Goat: Symbol of Sexuality and Fertility. (Amalthea’s goat horn brimming with milk became the cornucopia.) One of the most lascivious of the gods was Pan/Faunus, represented with horns and a caprine lower half. Ovid (through whom we are chiefly familiar with the events of the Lupercalia) names him as the god of the Lupercalia. Before the run, the Luperci priests performed their sacrifices of goats, or goats and dogs, – Plutarch calls dogs the enemy of the wolf. This leads to another of the problems scholars discuss, the fact the flamen dialis (high priest of Jupiter) was present at the Lupercalia during the time of Augustus. This priest of Jupiter was forbidden to touch a dog or goat and may have been forbidden even to look upon a dog. It has been suggested Augustus added the presence of the flamen dialis to a ceremony at which he had earlier been absent. Another Augustan innovation may have been the goatskin on previously naked Luperci, which would have been an attempt to add decency to the ceremony.
By the second century AD, some of the elements of sexuality had been removed from the Lupercalia. Fully dressed matrons stretched out their hands to be whipped. Later, the representations depict women humiliated by flagellation at the hands of men fully dressed and no longer running about. Self-flagellation was part of the rites of Cybele on the “day of blood,” dies sanguinis (March 16). Roman flagellation could be fatal. Horace writes of horribile flagellum, but the whip so used may have been a rougher sort. Scourging became a common practice in the monastic communities. It would seem likely, considering the early church’s attitude toward women and mortification of the flesh, some of the rites and rituals of the Lupercalia had Christian associations, despite its pagan deity.
According to Wiseman, after 276 BC, young married women (matronae) were encouraged to bare their bodies. Augustus forbade beardless young men to serve as Luperci because they were considered irresistible, even though they were probably no longer naked.
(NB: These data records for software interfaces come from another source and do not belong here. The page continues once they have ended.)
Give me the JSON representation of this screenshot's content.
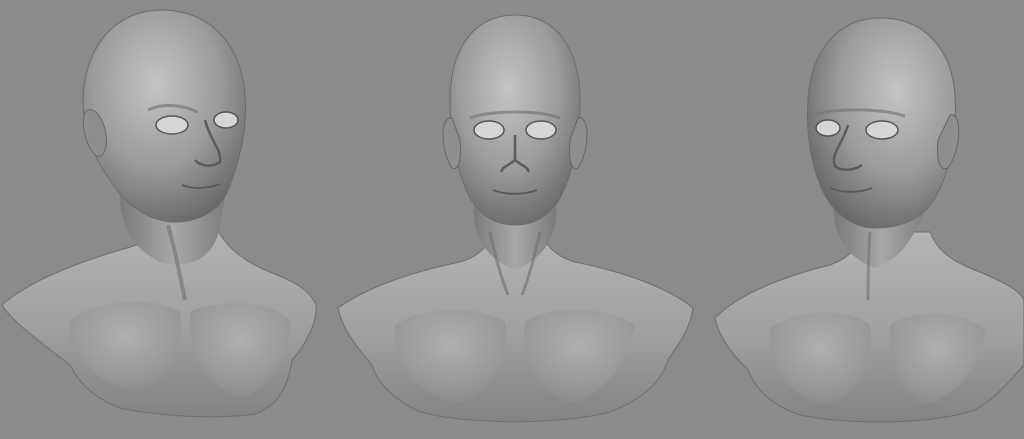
{
  "scene": {
    "background_color": "#8b8b8b",
    "clay_color": "#9a9a9a",
    "clay_highlight": "#c9c9c9",
    "clay_shadow": "#5e5e5e",
    "busts": [
      {
        "label": "bust-three-quarter-right",
        "view": "three-quarter-right"
      },
      {
        "label": "bust-front",
        "view": "front"
      },
      {
        "label": "bust-three-quarter-left",
        "view": "three-quarter-left"
      }
    ]
  }
}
By the 1st century BC, some classical writers refer to the Luperci as wearing goatskin loincloths.
Unfortunately, no one knows which god, or gods, were associated with the Lupercalia. Wiseman suggests a variety of related gods may have been involved. Ovid counted Faunus as the god of the Lupercalia. For Livy, it was Inuus. Other possibilities include Mars, Juno, Pan, Lupercus, Lycaeus, Bacchus and Februus. Obviously, the god himself was less important than the festival.
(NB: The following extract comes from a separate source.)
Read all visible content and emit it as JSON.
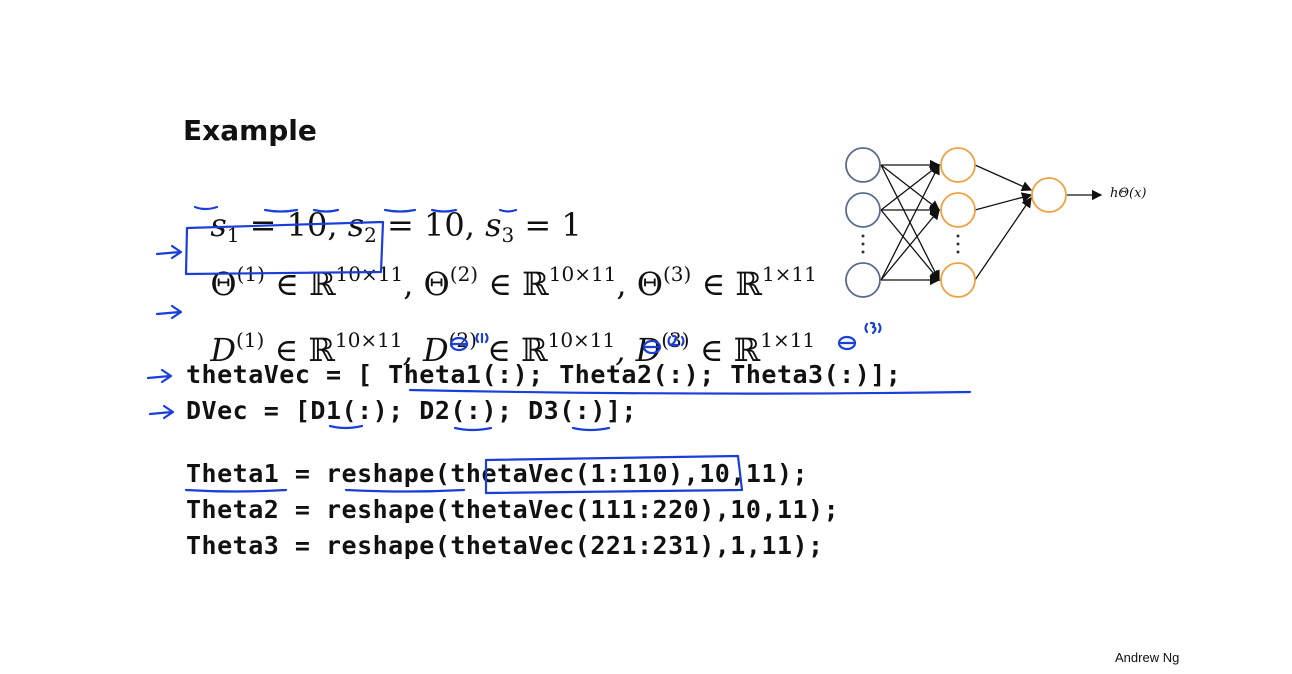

Sacrifice, which was a mainstay of Roman ritual, had been prohibited since 341 AD, but the Lupercalia survived beyond this date. Generally, the end of the Lupercalia festival is attributed to Pope Gelasius (494-496) or possibly Felix III, both 5th century popes.
The ritual had become important to the civic life of Rome and was believed to aid in preventing pestilence, but it was no longer performed in the proper manner. Instead of the noble families running around naked (or in a loincloth), riffraff was running about in clothing. The pope also observed the Lupercalia was more a fertility festival than a purification rite and pestilence continued despite the ritual. The pope’s lengthy document seems to have put an end to the celebration of Lupercalia in Rome, but according to Wiseman, in Constantinople, the festival continued to the 10th century.
But getting back to the Valentine’s Day connection: the Lupercalia started as a fun event with spectators serving occasionally as willing participants, naked bodies were exposed, there was a fertility component, there was feasting and drinking and everything centered around the location where the Vestal Virgin was raped by Mars, which resulted in the birth of Romulus, the founder of Rome. It is this blend of fun, fertility and erotic elements, as well as the date, that ties Lupercalia to Valentine’s Day, but Lupercalia is not the direct, legitimate ancestor of the holiday as it is celebrated today.
Sources: N. S. Gill, Ancient History; T. P. Wiseman, "The God of the Lupercal," Journal of Roman Studies (1995), and Peg Aloi, The Witching Hour, February 13, 2015.